## Data to examine
· · · · · · ·
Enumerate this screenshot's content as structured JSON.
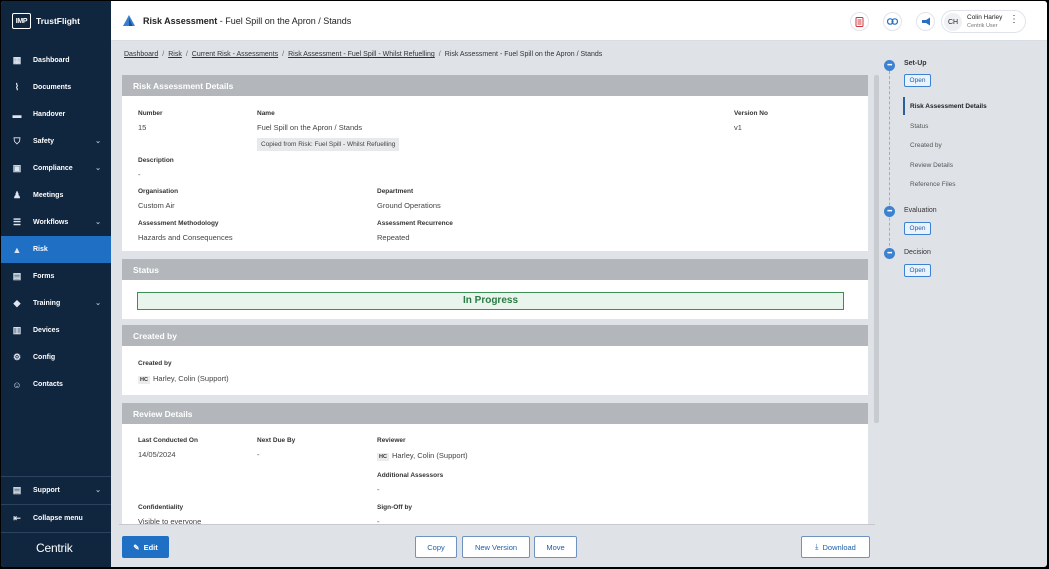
{
  "app": {
    "logo_text": "IMP",
    "brand": "TrustFlight",
    "footer_brand": "Centrik"
  },
  "sidebar": {
    "items": [
      {
        "label": "Dashboard",
        "icon": "dashboard-icon",
        "chevron": false,
        "active": false
      },
      {
        "label": "Documents",
        "icon": "paperclip-icon",
        "chevron": false,
        "active": false
      },
      {
        "label": "Handover",
        "icon": "handover-icon",
        "chevron": false,
        "active": false
      },
      {
        "label": "Safety",
        "icon": "shield-icon",
        "chevron": true,
        "active": false
      },
      {
        "label": "Compliance",
        "icon": "compliance-icon",
        "chevron": true,
        "active": false
      },
      {
        "label": "Meetings",
        "icon": "meetings-icon",
        "chevron": false,
        "active": false
      },
      {
        "label": "Workflows",
        "icon": "workflows-icon",
        "chevron": true,
        "active": false
      },
      {
        "label": "Risk",
        "icon": "risk-icon",
        "chevron": false,
        "active": true
      },
      {
        "label": "Forms",
        "icon": "forms-icon",
        "chevron": false,
        "active": false
      },
      {
        "label": "Training",
        "icon": "graduation-cap-icon",
        "chevron": true,
        "active": false
      },
      {
        "label": "Devices",
        "icon": "devices-icon",
        "chevron": false,
        "active": false
      },
      {
        "label": "Config",
        "icon": "config-icon",
        "chevron": false,
        "active": false
      },
      {
        "label": "Contacts",
        "icon": "contacts-icon",
        "chevron": false,
        "active": false
      }
    ],
    "support_label": "Support",
    "collapse_label": "Collapse menu"
  },
  "header": {
    "module": "Risk Assessment",
    "separator": " - ",
    "record": "Fuel Spill on the Apron / Stands",
    "user_initials": "CH",
    "user_name": "Colin Harley",
    "user_role": "Centrik User"
  },
  "breadcrumb": {
    "items": [
      "Dashboard",
      "Risk",
      "Current Risk - Assessments",
      "Risk Assessment - Fuel Spill - Whilst Refuelling"
    ],
    "current": "Risk Assessment - Fuel Spill on the Apron / Stands"
  },
  "details": {
    "heading": "Risk Assessment Details",
    "number_label": "Number",
    "number": "15",
    "name_label": "Name",
    "name": "Fuel Spill on the Apron / Stands",
    "copied_from": "Copied from Risk: Fuel Spill - Whilst Refuelling",
    "version_label": "Version No",
    "version": "v1",
    "description_label": "Description",
    "description": "-",
    "organisation_label": "Organisation",
    "organisation": "Custom Air",
    "department_label": "Department",
    "department": "Ground Operations",
    "methodology_label": "Assessment Methodology",
    "methodology": "Hazards and Consequences",
    "recurrence_label": "Assessment Recurrence",
    "recurrence": "Repeated"
  },
  "status": {
    "heading": "Status",
    "value": "In Progress"
  },
  "created": {
    "heading": "Created by",
    "label": "Created by",
    "initials": "HC",
    "name": "Harley, Colin (Support)"
  },
  "review": {
    "heading": "Review Details",
    "last_label": "Last Conducted On",
    "last": "14/05/2024",
    "next_label": "Next Due By",
    "next": "-",
    "reviewer_label": "Reviewer",
    "reviewer_initials": "HC",
    "reviewer": "Harley, Colin (Support)",
    "assessors_label": "Additional Assessors",
    "assessors": "-",
    "confidentiality_label": "Confidentiality",
    "confidentiality": "Visible to everyone",
    "signoff_label": "Sign-Off by",
    "signoff": "-"
  },
  "footer": {
    "edit": "Edit",
    "copy": "Copy",
    "new_version": "New Version",
    "move": "Move",
    "download": "Download"
  },
  "stepper": {
    "setup": {
      "title": "Set-Up",
      "badge": "Open",
      "subs": [
        "Risk Assessment Details",
        "Status",
        "Created by",
        "Review Details",
        "Reference Files"
      ]
    },
    "evaluation": {
      "title": "Evaluation",
      "badge": "Open"
    },
    "decision": {
      "title": "Decision",
      "badge": "Open"
    }
  },
  "colors": {
    "sidebar": "#10253e",
    "accent": "#1f6fc4",
    "card_header": "#b3b6ba",
    "status_green": "#2a7a45"
  }
}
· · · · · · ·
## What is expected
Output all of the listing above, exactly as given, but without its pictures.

## Response to this task
Enumerate this screenshot's content as structured JSON.
{
  "app": {
    "logo_text": "IMP",
    "brand": "TrustFlight",
    "footer_brand": "Centrik"
  },
  "sidebar": {
    "items": [
      {
        "label": "Dashboard",
        "icon": "dashboard-icon",
        "chevron": false,
        "active": false
      },
      {
        "label": "Documents",
        "icon": "paperclip-icon",
        "chevron": false,
        "active": false
      },
      {
        "label": "Handover",
        "icon": "handover-icon",
        "chevron": false,
        "active": false
      },
      {
        "label": "Safety",
        "icon": "shield-icon",
        "chevron": true,
        "active": false
      },
      {
        "label": "Compliance",
        "icon": "compliance-icon",
        "chevron": true,
        "active": false
      },
      {
        "label": "Meetings",
        "icon": "meetings-icon",
        "chevron": false,
        "active": false
      },
      {
        "label": "Workflows",
        "icon": "workflows-icon",
        "chevron": true,
        "active": false
      },
      {
        "label": "Risk",
        "icon": "risk-icon",
        "chevron": false,
        "active": true
      },
      {
        "label": "Forms",
        "icon": "forms-icon",
        "chevron": false,
        "active": false
      },
      {
        "label": "Training",
        "icon": "graduation-cap-icon",
        "chevron": true,
        "active": false
      },
      {
        "label": "Devices",
        "icon": "devices-icon",
        "chevron": false,
        "active": false
      },
      {
        "label": "Config",
        "icon": "config-icon",
        "chevron": false,
        "active": false
      },
      {
        "label": "Contacts",
        "icon": "contacts-icon",
        "chevron": false,
        "active": false
      }
    ],
    "support_label": "Support",
    "collapse_label": "Collapse menu"
  },
  "header": {
    "module": "Risk Assessment",
    "separator": " - ",
    "record": "Fuel Spill on the Apron / Stands",
    "user_initials": "CH",
    "user_name": "Colin Harley",
    "user_role": "Centrik User"
  },
  "breadcrumb": {
    "items": [
      "Dashboard",
      "Risk",
      "Current Risk - Assessments",
      "Risk Assessment - Fuel Spill - Whilst Refuelling"
    ],
    "current": "Risk Assessment - Fuel Spill on the Apron / Stands"
  },
  "details": {
    "heading": "Risk Assessment Details",
    "number_label": "Number",
    "number": "15",
    "name_label": "Name",
    "name": "Fuel Spill on the Apron / Stands",
    "copied_from": "Copied from Risk: Fuel Spill - Whilst Refuelling",
    "version_label": "Version No",
    "version": "v1",
    "description_label": "Description",
    "description": "-",
    "organisation_label": "Organisation",
    "organisation": "Custom Air",
    "department_label": "Department",
    "department": "Ground Operations",
    "methodology_label": "Assessment Methodology",
    "methodology": "Hazards and Consequences",
    "recurrence_label": "Assessment Recurrence",
    "recurrence": "Repeated"
  },
  "status": {
    "heading": "Status",
    "value": "In Progress"
  },
  "created": {
    "heading": "Created by",
    "label": "Created by",
    "initials": "HC",
    "name": "Harley, Colin (Support)"
  },
  "review": {
    "heading": "Review Details",
    "last_label": "Last Conducted On",
    "last": "14/05/2024",
    "next_label": "Next Due By",
    "next": "-",
    "reviewer_label": "Reviewer",
    "reviewer_initials": "HC",
    "reviewer": "Harley, Colin (Support)",
    "assessors_label": "Additional Assessors",
    "assessors": "-",
    "confidentiality_label": "Confidentiality",
    "confidentiality": "Visible to everyone",
    "signoff_label": "Sign-Off by",
    "signoff": "-"
  },
  "footer": {
    "edit": "Edit",
    "copy": "Copy",
    "new_version": "New Version",
    "move": "Move",
    "download": "Download"
  },
  "stepper": {
    "setup": {
      "title": "Set-Up",
      "badge": "Open",
      "subs": [
        "Risk Assessment Details",
        "Status",
        "Created by",
        "Review Details",
        "Reference Files"
      ]
    },
    "evaluation": {
      "title": "Evaluation",
      "badge": "Open"
    },
    "decision": {
      "title": "Decision",
      "badge": "Open"
    }
  },
  "colors": {
    "sidebar": "#10253e",
    "accent": "#1f6fc4",
    "card_header": "#b3b6ba",
    "status_green": "#2a7a45"
  }
}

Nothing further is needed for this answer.